--- EXERCISE GOAL ---
Report each line of the listing that carries the word "photo".
(Beginning of LISTED RECORDS)
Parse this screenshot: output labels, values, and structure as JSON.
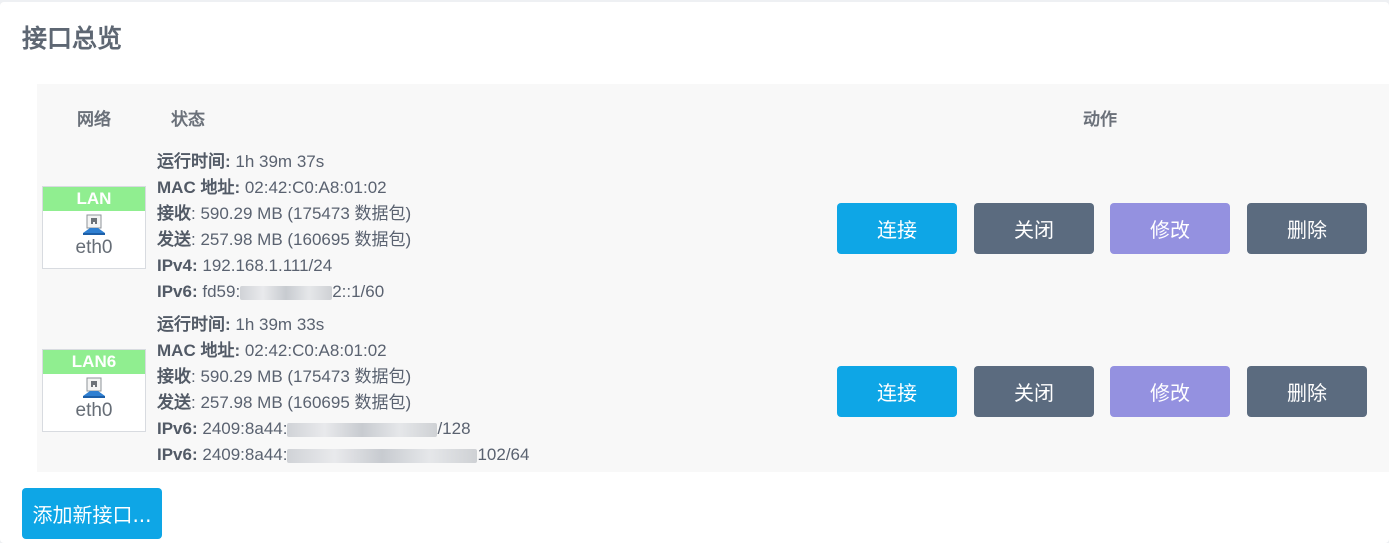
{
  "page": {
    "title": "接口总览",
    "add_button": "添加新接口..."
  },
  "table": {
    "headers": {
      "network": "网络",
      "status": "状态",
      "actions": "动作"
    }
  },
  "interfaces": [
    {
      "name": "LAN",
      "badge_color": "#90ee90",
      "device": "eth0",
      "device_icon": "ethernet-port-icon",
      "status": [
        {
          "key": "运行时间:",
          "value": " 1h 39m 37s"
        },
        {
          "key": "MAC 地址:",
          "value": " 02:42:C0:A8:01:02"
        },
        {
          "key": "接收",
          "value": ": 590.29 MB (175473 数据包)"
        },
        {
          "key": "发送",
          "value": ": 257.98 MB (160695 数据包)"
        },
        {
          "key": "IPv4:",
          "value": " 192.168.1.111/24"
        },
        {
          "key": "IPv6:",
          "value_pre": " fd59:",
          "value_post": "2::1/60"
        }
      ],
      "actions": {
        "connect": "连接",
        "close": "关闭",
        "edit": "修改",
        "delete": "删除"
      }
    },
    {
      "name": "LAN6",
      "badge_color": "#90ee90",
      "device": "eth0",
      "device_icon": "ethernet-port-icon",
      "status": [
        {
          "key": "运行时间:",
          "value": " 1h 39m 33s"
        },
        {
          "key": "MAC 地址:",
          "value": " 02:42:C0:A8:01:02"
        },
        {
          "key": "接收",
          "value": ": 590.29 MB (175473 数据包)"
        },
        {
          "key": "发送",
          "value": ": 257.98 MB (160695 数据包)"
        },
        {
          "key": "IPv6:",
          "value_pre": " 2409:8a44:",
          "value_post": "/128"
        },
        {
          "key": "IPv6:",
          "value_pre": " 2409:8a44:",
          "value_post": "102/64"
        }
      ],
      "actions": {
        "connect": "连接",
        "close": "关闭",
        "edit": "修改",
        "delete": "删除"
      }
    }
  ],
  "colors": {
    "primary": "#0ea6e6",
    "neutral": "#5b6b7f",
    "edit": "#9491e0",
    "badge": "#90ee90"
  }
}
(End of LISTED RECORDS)
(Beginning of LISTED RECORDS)
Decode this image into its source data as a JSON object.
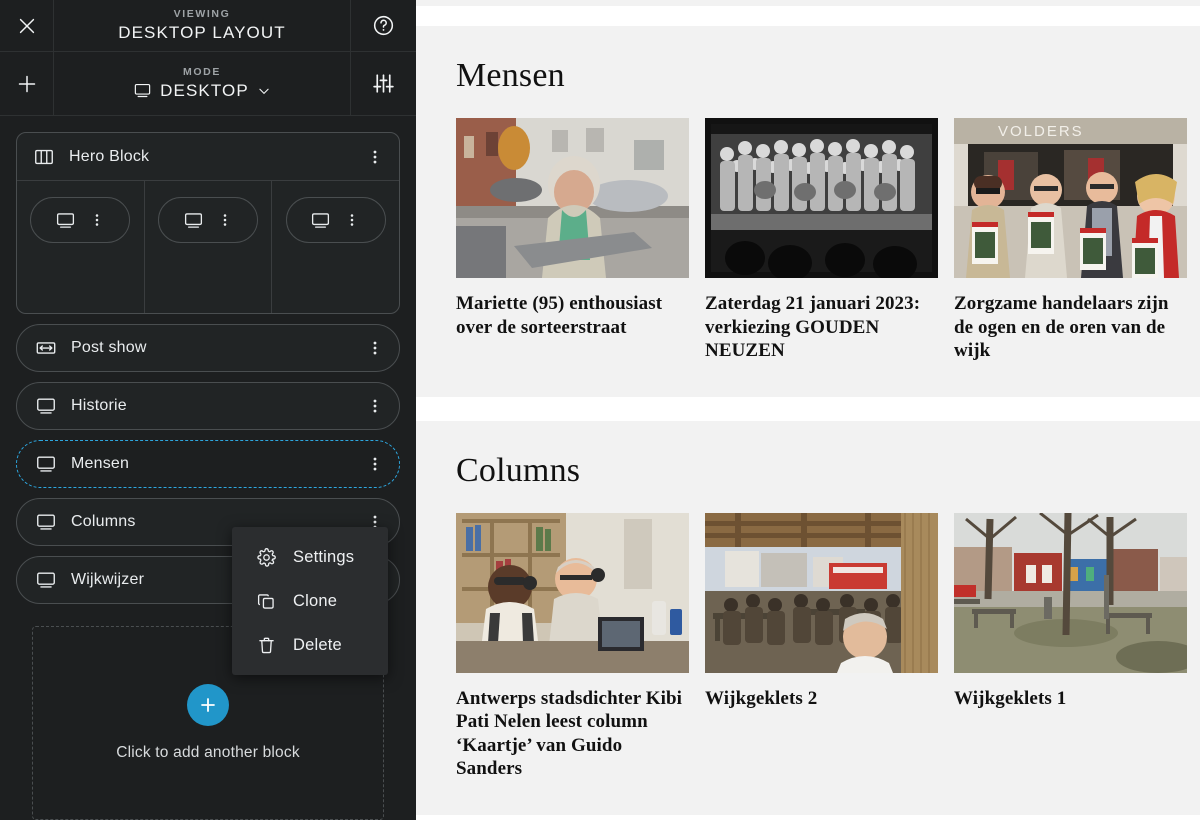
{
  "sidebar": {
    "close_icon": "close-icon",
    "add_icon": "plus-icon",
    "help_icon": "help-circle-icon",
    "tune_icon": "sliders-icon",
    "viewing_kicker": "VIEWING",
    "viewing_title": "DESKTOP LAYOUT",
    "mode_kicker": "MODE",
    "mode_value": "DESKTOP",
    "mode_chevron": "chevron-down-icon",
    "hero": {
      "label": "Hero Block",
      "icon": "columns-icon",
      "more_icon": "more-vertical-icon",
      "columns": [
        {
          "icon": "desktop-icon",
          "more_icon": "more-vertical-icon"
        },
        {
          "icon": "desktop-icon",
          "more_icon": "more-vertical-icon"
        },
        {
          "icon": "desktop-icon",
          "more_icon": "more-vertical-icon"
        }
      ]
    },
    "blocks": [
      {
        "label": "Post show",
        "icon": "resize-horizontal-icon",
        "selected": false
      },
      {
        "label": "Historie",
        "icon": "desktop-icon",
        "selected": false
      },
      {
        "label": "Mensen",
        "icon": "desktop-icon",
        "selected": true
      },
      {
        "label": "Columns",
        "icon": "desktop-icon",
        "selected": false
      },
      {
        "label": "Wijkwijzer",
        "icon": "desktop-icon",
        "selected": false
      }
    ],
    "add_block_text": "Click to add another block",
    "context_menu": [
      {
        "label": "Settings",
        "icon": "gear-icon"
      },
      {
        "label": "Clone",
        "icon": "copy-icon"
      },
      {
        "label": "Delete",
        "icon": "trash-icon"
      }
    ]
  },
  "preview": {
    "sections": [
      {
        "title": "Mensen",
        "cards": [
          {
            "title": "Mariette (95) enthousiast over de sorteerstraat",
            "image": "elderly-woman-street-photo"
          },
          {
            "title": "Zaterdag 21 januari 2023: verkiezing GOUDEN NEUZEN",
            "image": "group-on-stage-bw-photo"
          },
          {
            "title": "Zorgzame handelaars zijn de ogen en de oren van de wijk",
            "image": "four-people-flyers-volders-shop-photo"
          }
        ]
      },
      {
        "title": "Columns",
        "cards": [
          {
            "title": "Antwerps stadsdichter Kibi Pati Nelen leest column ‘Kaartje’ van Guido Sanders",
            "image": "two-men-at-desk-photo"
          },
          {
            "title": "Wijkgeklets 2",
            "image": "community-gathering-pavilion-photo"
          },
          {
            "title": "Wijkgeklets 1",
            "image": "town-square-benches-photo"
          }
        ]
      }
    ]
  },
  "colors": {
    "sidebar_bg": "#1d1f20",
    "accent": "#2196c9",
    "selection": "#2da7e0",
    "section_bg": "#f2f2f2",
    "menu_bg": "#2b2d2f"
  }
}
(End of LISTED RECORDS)
--- EXERCISE ANSWER ---
            "image": "elderly-woman-street-photo"
            "image": "group-on-stage-bw-photo"
            "image": "four-people-flyers-volders-shop-photo"
            "image": "two-men-at-desk-photo"
            "image": "community-gathering-pavilion-photo"
            "image": "town-square-benches-photo"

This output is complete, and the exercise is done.